Governments also provide benefits to households by directly funding services. We don’t means test access to public education, or public hospitals, so the distribution of benefits from those things is much flatter than with cash benefits. This slide shows the ABS estimate of the monetary value of some of these services that households receive.
This is a big part of the “tax-welfare churn” that the conservative Centre for Independent Studies complains about. Here, the churn involves government taxing middle-income households and then effectively giving the funds back to them in the form of heart surgery or school education for their children. I think there are pretty solid reasons to pool risks and have services from which most people derive a benefit. I don’t think public hospitals or schools are what critics generally have in mind when they’re criticising middle class welfare.
I also think that if we’re going to talk about the distribution of benefits from social services, we need to also include the distribution of benefits from other services as well. Who benefits most from public roads, or from police services or the defence force? The rule of law and the courts? These questions are no less relevant to the question of tax-spending ‘churn’ than the distribution of social services.
The third and final element of ‘welfare’ to consider is tax expenditures. These are concessions or exemptions from tax that benefit particular types of activity over others. For the beneficiaries, the net effect is not different to receiving a payment from government. They also reduce revenue, so they come at a cost to government. This is why they’re called tax expenditures.
The biggest single area of tax expenditures relates to superannuation. Treasury estimates that these concessions are worth around $32 billion this financial year, and will rise to around $45 billion by 2015-16. Concessions and exemptions associated with housing are the next biggest form of tax expenditure, followed by a grab bag of other measures, like the exemption of food from the GST.
A lot of these tax expenditures exist for good reasons, and I wouldn’t want to see them abolished. But, unlike the cash benefits system, I think there is potential to reduce a range of these expenditures in a way that would raise revenue and improve equity at the same time. You could use that revenue either to cut taxes or increase service provision, whichever your preference.
One example is superannuation contributions tax. This is a 15% flat tax. This means that a low paid worker would pay more on their super contributions than they would if they received that same money as regular income – they have a negative concession. The typical full-time worker would pay 34% on an extra dollar earned (including Medicare Levy), but 15% if that dollar went into super – that’s a concession of 19 percentage points. High income earners get a concession of over 30 percentage points.
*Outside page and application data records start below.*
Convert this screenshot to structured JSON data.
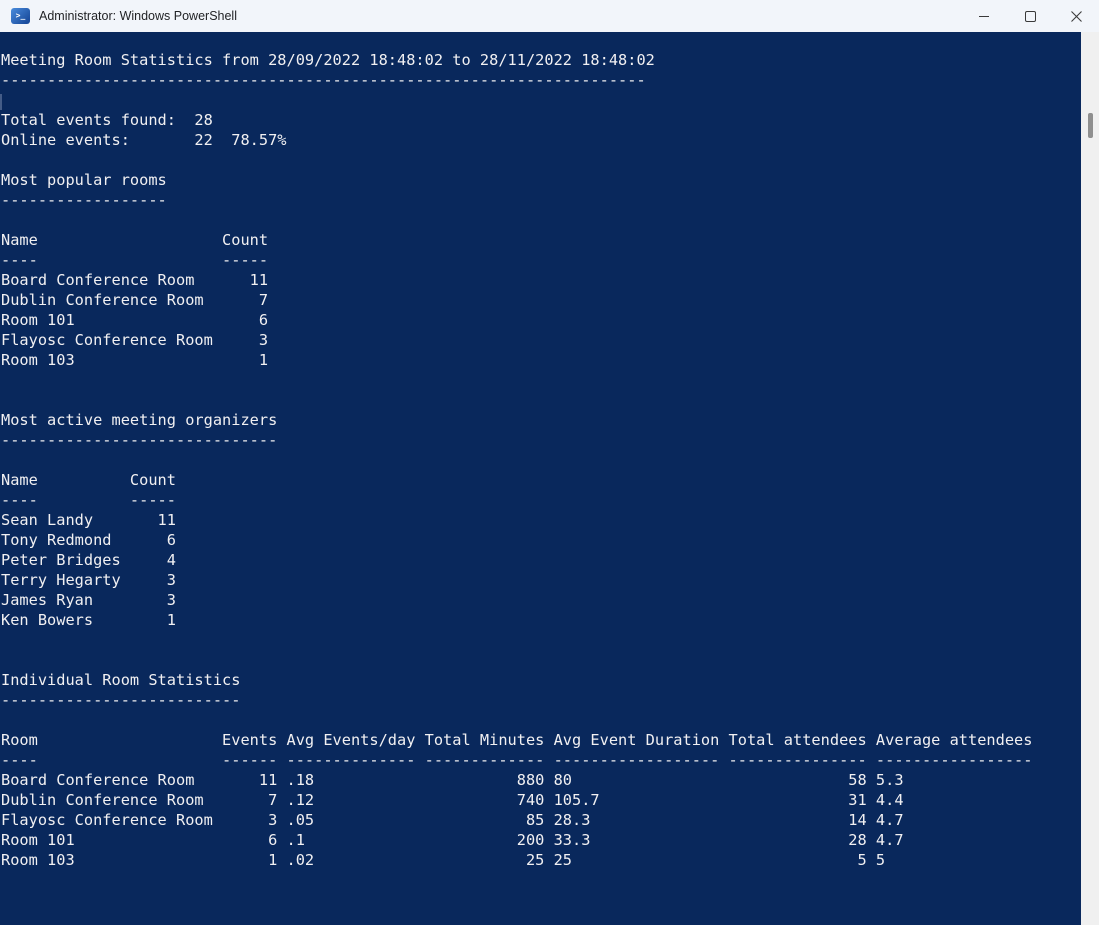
{
  "window": {
    "title": "Administrator: Windows PowerShell",
    "icon": "powershell-icon",
    "controls": {
      "minimize": "minimize",
      "maximize": "maximize",
      "close": "close"
    }
  },
  "theme": {
    "console_background": "#09285c",
    "console_text": "#f1f0f2",
    "titlebar_background": "#f2f5fa",
    "scrollbar_track": "#f0f0f0",
    "scrollbar_thumb": "#8f8f8f"
  },
  "report": {
    "title": "Meeting Room Statistics from 28/09/2022 18:48:02 to 28/11/2022 18:48:02",
    "summary": {
      "total_events_label": "Total events found:",
      "total_events": "28",
      "online_events_label": "Online events:",
      "online_events": "22",
      "online_events_percent": "78.57%"
    },
    "most_popular_rooms": {
      "heading": "Most popular rooms",
      "headers": [
        "Name",
        "Count"
      ],
      "rows": [
        [
          "Board Conference Room",
          "11"
        ],
        [
          "Dublin Conference Room",
          "7"
        ],
        [
          "Room 101",
          "6"
        ],
        [
          "Flayosc Conference Room",
          "3"
        ],
        [
          "Room 103",
          "1"
        ]
      ]
    },
    "most_active_organizers": {
      "heading": "Most active meeting organizers",
      "headers": [
        "Name",
        "Count"
      ],
      "rows": [
        [
          "Sean Landy",
          "11"
        ],
        [
          "Tony Redmond",
          "6"
        ],
        [
          "Peter Bridges",
          "4"
        ],
        [
          "Terry Hegarty",
          "3"
        ],
        [
          "James Ryan",
          "3"
        ],
        [
          "Ken Bowers",
          "1"
        ]
      ]
    },
    "individual_room_statistics": {
      "heading": "Individual Room Statistics",
      "headers": [
        "Room",
        "Events",
        "Avg Events/day",
        "Total Minutes",
        "Avg Event Duration",
        "Total attendees",
        "Average attendees"
      ],
      "rows": [
        [
          "Board Conference Room",
          "11",
          ".18",
          "880",
          "80",
          "58",
          "5.3"
        ],
        [
          "Dublin Conference Room",
          "7",
          ".12",
          "740",
          "105.7",
          "31",
          "4.4"
        ],
        [
          "Flayosc Conference Room",
          "3",
          ".05",
          "85",
          "28.3",
          "14",
          "4.7"
        ],
        [
          "Room 101",
          "6",
          ".1",
          "200",
          "33.3",
          "28",
          "4.7"
        ],
        [
          "Room 103",
          "1",
          ".02",
          "25",
          "25",
          "5",
          "5"
        ]
      ]
    }
  },
  "console": {
    "lines": [
      "Meeting Room Statistics from 28/09/2022 18:48:02 to 28/11/2022 18:48:02",
      "----------------------------------------------------------------------",
      "",
      "Total events found:  28",
      "Online events:       22  78.57%",
      "",
      "Most popular rooms",
      "------------------",
      "",
      "Name                    Count",
      "----                    -----",
      "Board Conference Room      11",
      "Dublin Conference Room      7",
      "Room 101                    6",
      "Flayosc Conference Room     3",
      "Room 103                    1",
      "",
      "",
      "Most active meeting organizers",
      "------------------------------",
      "",
      "Name          Count",
      "----          -----",
      "Sean Landy       11",
      "Tony Redmond      6",
      "Peter Bridges     4",
      "Terry Hegarty     3",
      "James Ryan        3",
      "Ken Bowers        1",
      "",
      "",
      "Individual Room Statistics",
      "--------------------------",
      "",
      "Room                    Events Avg Events/day Total Minutes Avg Event Duration Total attendees Average attendees",
      "----                    ------ -------------- ------------- ------------------ --------------- -----------------",
      "Board Conference Room       11 .18                      880 80                              58 5.3",
      "Dublin Conference Room       7 .12                      740 105.7                           31 4.4",
      "Flayosc Conference Room      3 .05                       85 28.3                            14 4.7",
      "Room 101                     6 .1                       200 33.3                            28 4.7",
      "Room 103                     1 .02                       25 25                               5 5",
      "",
      "",
      ""
    ]
  }
}
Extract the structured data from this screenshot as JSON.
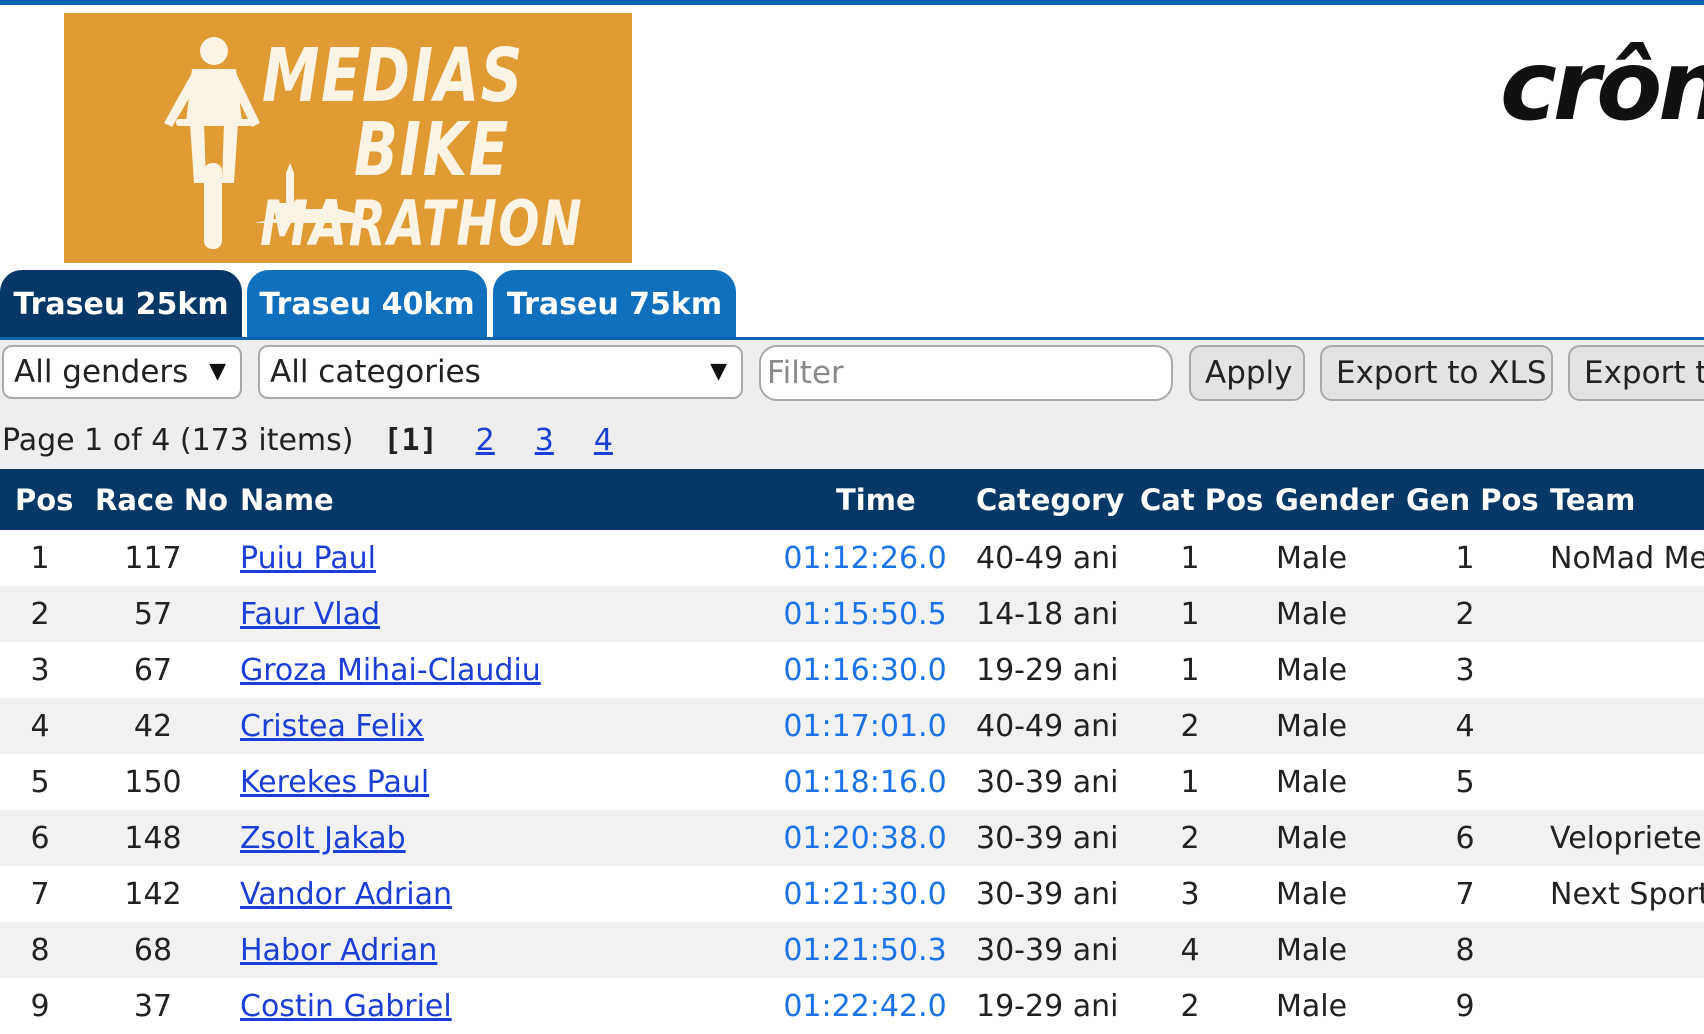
{
  "event": {
    "logo_lines": [
      "MEDIAS",
      "BIKE",
      "MARATHON"
    ],
    "brand_text": "crôn"
  },
  "tabs": [
    {
      "label": "Traseu 25km",
      "active": true
    },
    {
      "label": "Traseu 40km",
      "active": false
    },
    {
      "label": "Traseu 75km",
      "active": false
    }
  ],
  "filters": {
    "gender": "All genders",
    "category": "All categories",
    "filter_placeholder": "Filter",
    "apply_label": "Apply",
    "export_xls_label": "Export to XLS",
    "export_other_label": "Export to"
  },
  "pager": {
    "info": "Page 1 of 4 (173 items)",
    "current": "[1]",
    "pages": [
      "2",
      "3",
      "4"
    ]
  },
  "table": {
    "headers": {
      "pos": "Pos",
      "race_no": "Race No",
      "name": "Name",
      "time": "Time",
      "category": "Category",
      "cat_pos": "Cat Pos",
      "gender": "Gender",
      "gen_pos": "Gen Pos",
      "team": "Team"
    },
    "rows": [
      {
        "pos": "1",
        "race_no": "117",
        "name": "Puiu Paul",
        "time": "01:12:26.0",
        "category": "40-49 ani",
        "cat_pos": "1",
        "gender": "Male",
        "gen_pos": "1",
        "team": "NoMad Mer"
      },
      {
        "pos": "2",
        "race_no": "57",
        "name": "Faur Vlad",
        "time": "01:15:50.5",
        "category": "14-18 ani",
        "cat_pos": "1",
        "gender": "Male",
        "gen_pos": "2",
        "team": ""
      },
      {
        "pos": "3",
        "race_no": "67",
        "name": "Groza Mihai-Claudiu",
        "time": "01:16:30.0",
        "category": "19-29 ani",
        "cat_pos": "1",
        "gender": "Male",
        "gen_pos": "3",
        "team": ""
      },
      {
        "pos": "4",
        "race_no": "42",
        "name": "Cristea Felix",
        "time": "01:17:01.0",
        "category": "40-49 ani",
        "cat_pos": "2",
        "gender": "Male",
        "gen_pos": "4",
        "team": ""
      },
      {
        "pos": "5",
        "race_no": "150",
        "name": "Kerekes Paul",
        "time": "01:18:16.0",
        "category": "30-39 ani",
        "cat_pos": "1",
        "gender": "Male",
        "gen_pos": "5",
        "team": ""
      },
      {
        "pos": "6",
        "race_no": "148",
        "name": "Zsolt Jakab",
        "time": "01:20:38.0",
        "category": "30-39 ani",
        "cat_pos": "2",
        "gender": "Male",
        "gen_pos": "6",
        "team": "Veloprieten"
      },
      {
        "pos": "7",
        "race_no": "142",
        "name": "Vandor Adrian",
        "time": "01:21:30.0",
        "category": "30-39 ani",
        "cat_pos": "3",
        "gender": "Male",
        "gen_pos": "7",
        "team": "Next Sports"
      },
      {
        "pos": "8",
        "race_no": "68",
        "name": "Habor Adrian",
        "time": "01:21:50.3",
        "category": "30-39 ani",
        "cat_pos": "4",
        "gender": "Male",
        "gen_pos": "8",
        "team": ""
      },
      {
        "pos": "9",
        "race_no": "37",
        "name": "Costin Gabriel",
        "time": "01:22:42.0",
        "category": "19-29 ani",
        "cat_pos": "2",
        "gender": "Male",
        "gen_pos": "9",
        "team": ""
      }
    ]
  }
}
The Government has improved one end of the scale with the low-income contribution, which effectively refunds the tax that low-income people receive on their super. It remains a flat tax for everyone else, although plans have been announced to increase the super tax rate for people on $300 000 or more. It would still be flat in between.
I’d favour a situation in which your super contributions were taxed at your marginal rate, minus a fixed percentage point concession (say 20%). They concessional treatment would still be there, but the benefits of the concession would no longer skew so heavily towards high-income earners.
When you include tax expenditures on things like super or negative gearing, I think there is room for improvement.
But as we saw a few months ago during the debate around taxes on super, any suggestion of reducing or removing tax expenditures is met with cries of ‘class war’. I think the critics of Australia’s welfare system don’t have tax expenditures in mind, but rather our payments system. Here I think they’re misguided or disingenuous.